→ WHAT THIS TASK INVOLVES: How many lines in the listing contain the word "true"? Reply with the number alone.

[Opening ENTRIES PROVIDED section]

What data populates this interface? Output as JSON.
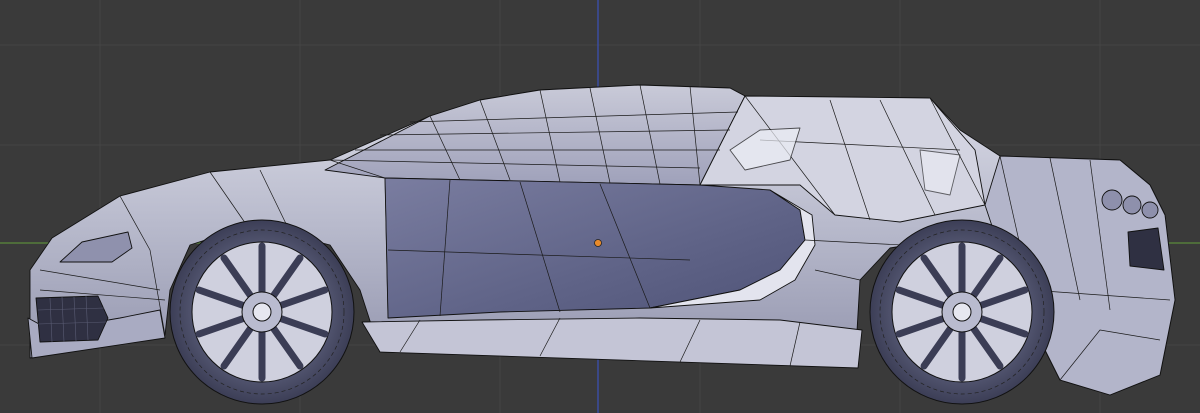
{
  "viewport": {
    "background_color": "#3a3a3a",
    "grid_color": "#444444",
    "axis_x_color": "#5a8a3a",
    "axis_z_color": "#3a4fb0",
    "object_origin_color": "#e88a2a",
    "wire_color": "#111111"
  },
  "scene": {
    "object": "car-body-mesh",
    "view": "side-orthographic",
    "shading": "solid-with-wireframe",
    "mesh_color_light": "#c7c8d8",
    "mesh_color_mid": "#9a9cb8",
    "mesh_color_dark": "#5d6083",
    "tire_color": "#50536e",
    "rim_color": "#d2d3e0"
  }
}
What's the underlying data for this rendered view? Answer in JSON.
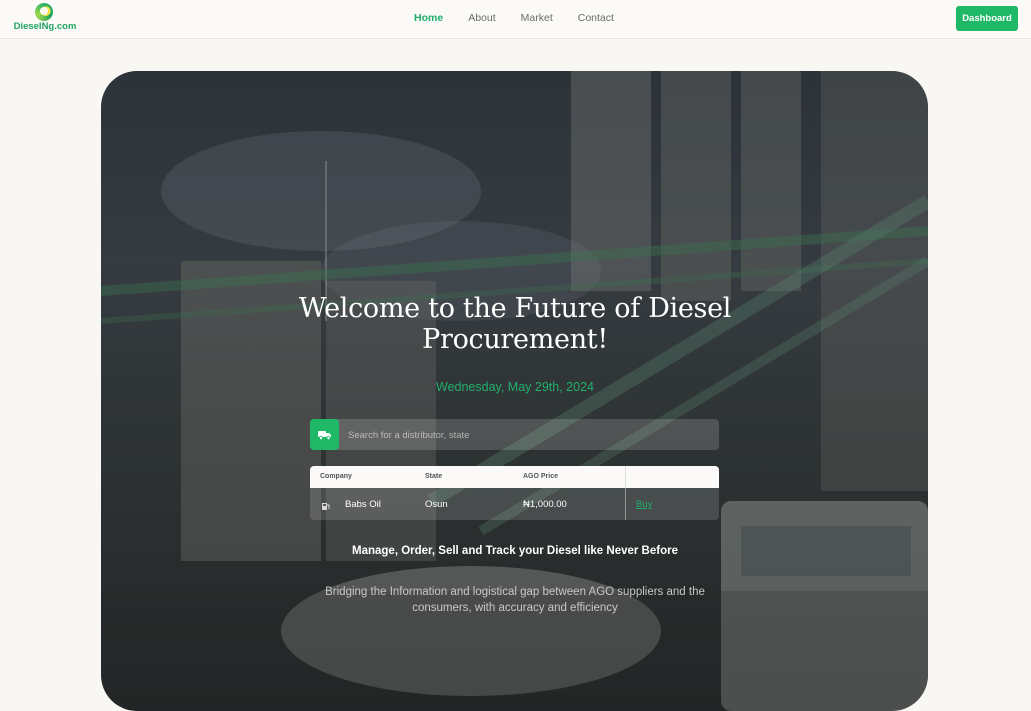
{
  "brand": {
    "name": "DieselNg.com"
  },
  "nav": {
    "links": [
      {
        "label": "Home",
        "active": true
      },
      {
        "label": "About",
        "active": false
      },
      {
        "label": "Market",
        "active": false
      },
      {
        "label": "Contact",
        "active": false
      }
    ],
    "dashboard_label": "Dashboard"
  },
  "hero": {
    "title": "Welcome to the Future of Diesel Procurement!",
    "date": "Wednesday, May 29th, 2024",
    "search": {
      "placeholder": "Search for a distributor, state",
      "value": ""
    },
    "table": {
      "headers": [
        "Company",
        "State",
        "AGO Price"
      ],
      "rows": [
        {
          "company": "Babs Oil",
          "state": "Osun",
          "price": "₦1,000.00",
          "action": "Buy"
        }
      ]
    },
    "tagline": "Manage, Order, Sell and Track your Diesel like Never Before",
    "description": "Bridging the Information and logistical gap between AGO suppliers and the consumers, with accuracy and efficiency"
  },
  "colors": {
    "accent": "#1fb866",
    "brand_text": "#20a463",
    "background": "#f8f7f3"
  },
  "icons": {
    "search": "fuel-truck-icon",
    "row": "fuel-pump-icon"
  }
}
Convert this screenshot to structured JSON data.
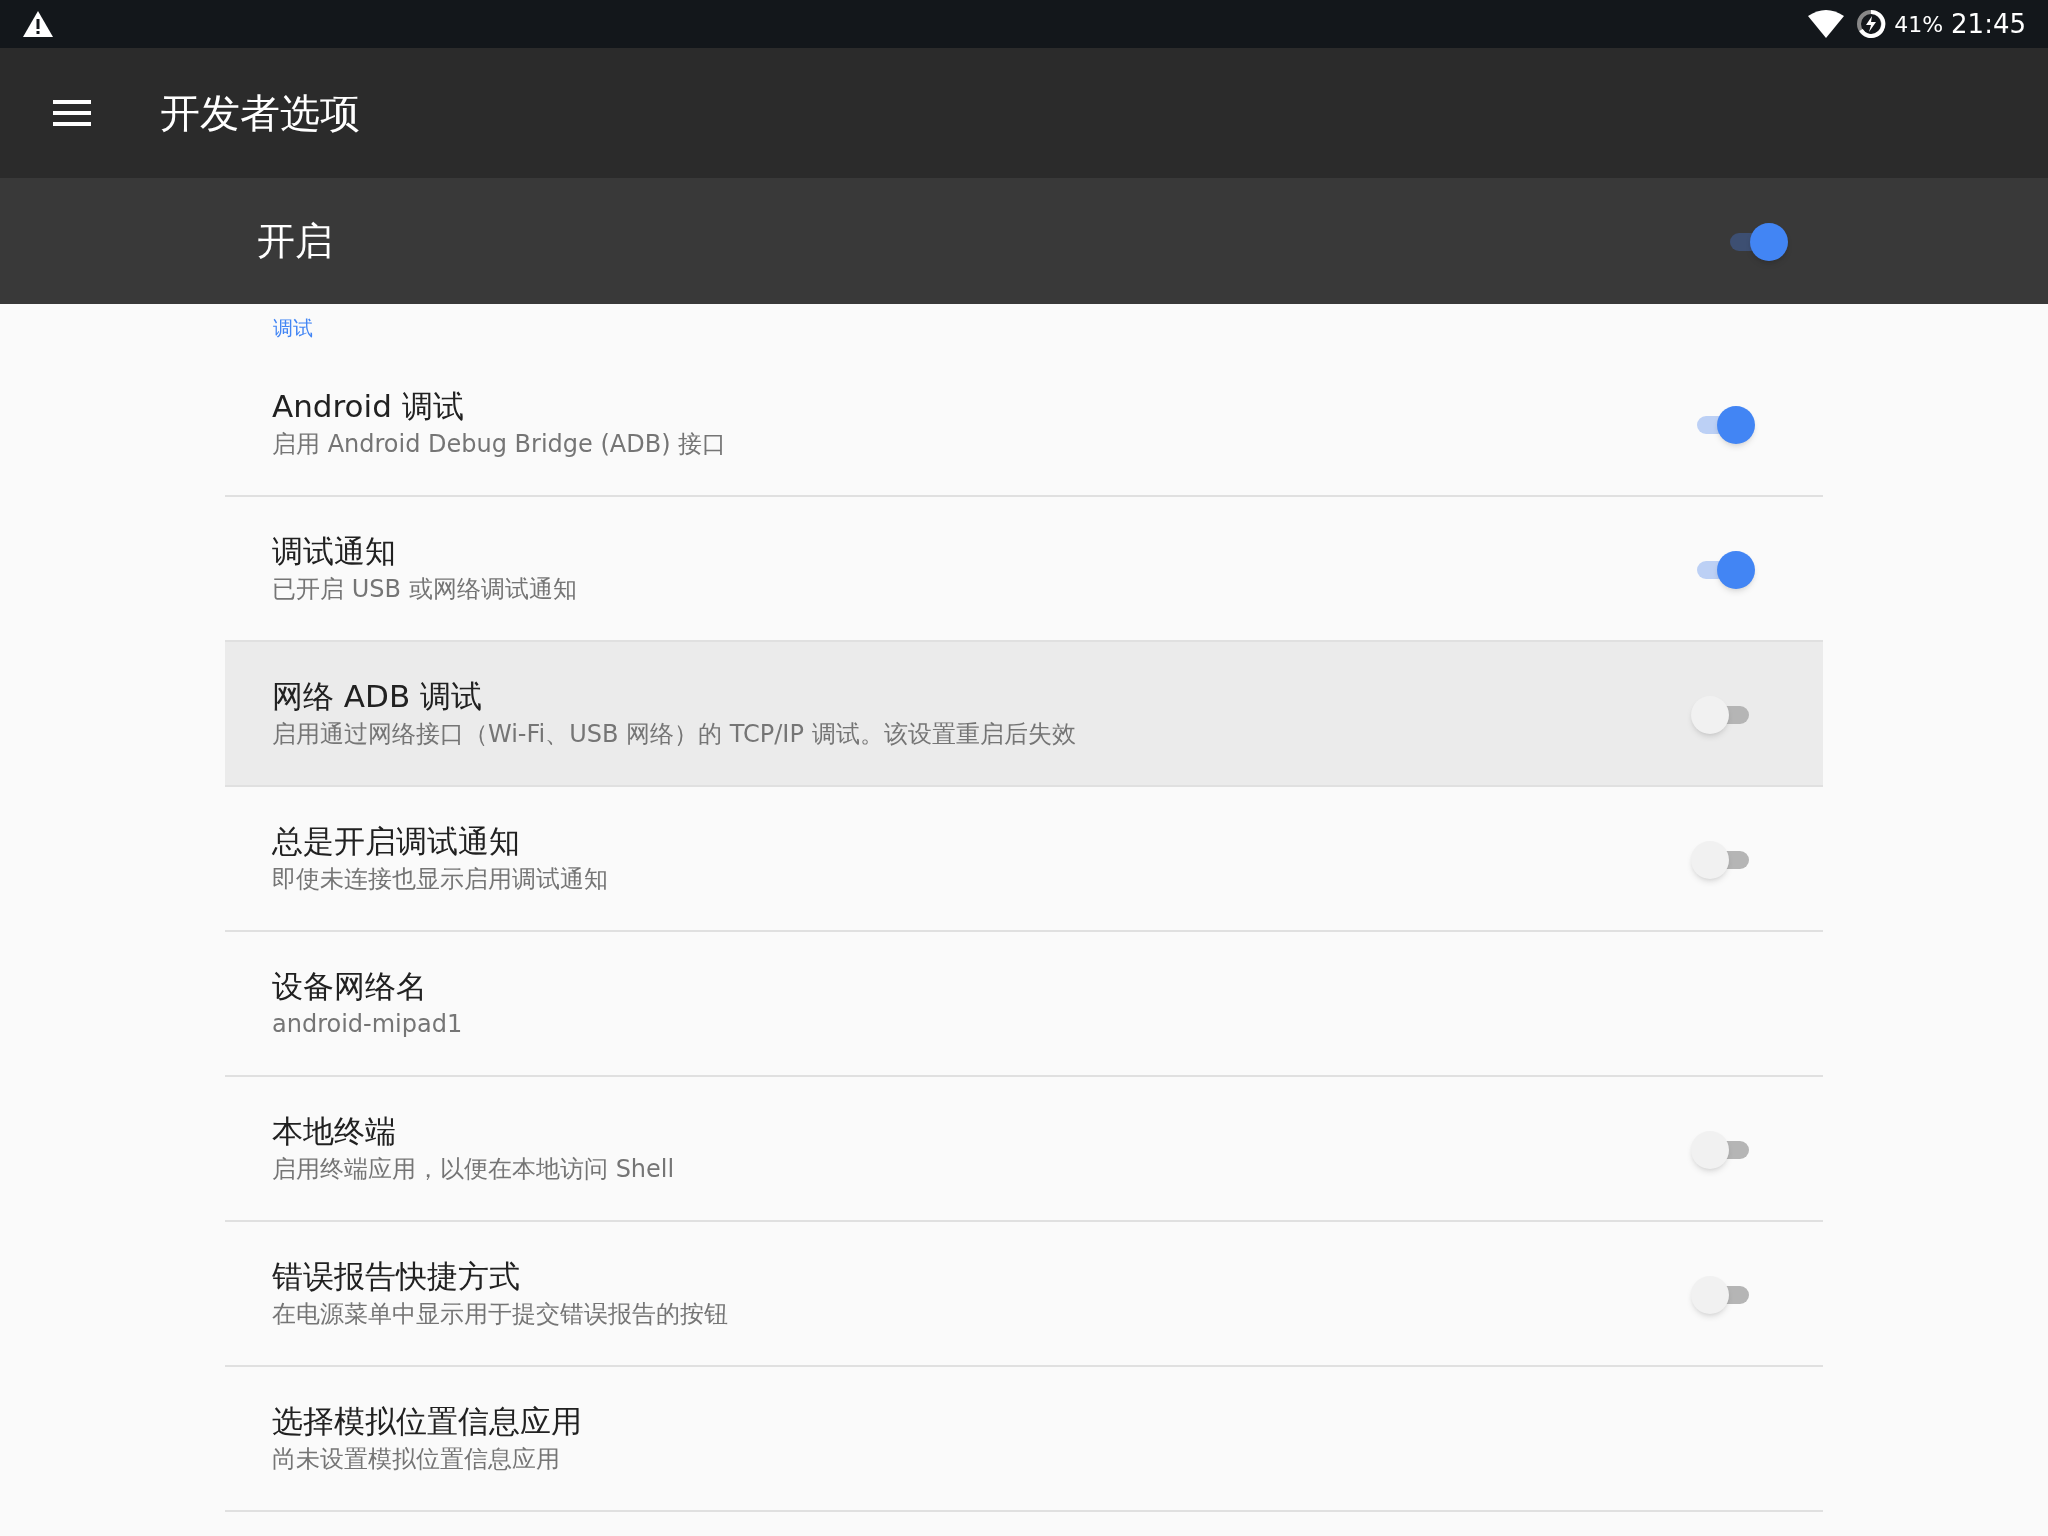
{
  "status_bar": {
    "battery": "41%",
    "time": "21:45"
  },
  "toolbar": {
    "title": "开发者选项"
  },
  "master_switch": {
    "label": "开启",
    "on": true
  },
  "section": {
    "title": "调试"
  },
  "items": [
    {
      "kind": "switch",
      "title": "Android 调试",
      "summary": "启用 Android Debug Bridge (ADB) 接口",
      "on": true,
      "selected": false
    },
    {
      "kind": "switch",
      "title": "调试通知",
      "summary": "已开启 USB 或网络调试通知",
      "on": true,
      "selected": false
    },
    {
      "kind": "switch",
      "title": "网络 ADB 调试",
      "summary": "启用通过网络接口（Wi-Fi、USB 网络）的 TCP/IP 调试。该设置重启后失效",
      "on": false,
      "selected": true
    },
    {
      "kind": "switch",
      "title": "总是开启调试通知",
      "summary": "即使未连接也显示启用调试通知",
      "on": false,
      "selected": false
    },
    {
      "kind": "plain",
      "title": "设备网络名",
      "summary": "android-mipad1",
      "selected": false
    },
    {
      "kind": "switch",
      "title": "本地终端",
      "summary": "启用终端应用，以便在本地访问 Shell",
      "on": false,
      "selected": false
    },
    {
      "kind": "switch",
      "title": "错误报告快捷方式",
      "summary": "在电源菜单中显示用于提交错误报告的按钮",
      "on": false,
      "selected": false
    },
    {
      "kind": "plain",
      "title": "选择模拟位置信息应用",
      "summary": "尚未设置模拟位置信息应用",
      "selected": false
    }
  ]
}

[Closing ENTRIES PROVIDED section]

→ COMPLETED EXERCISE: 5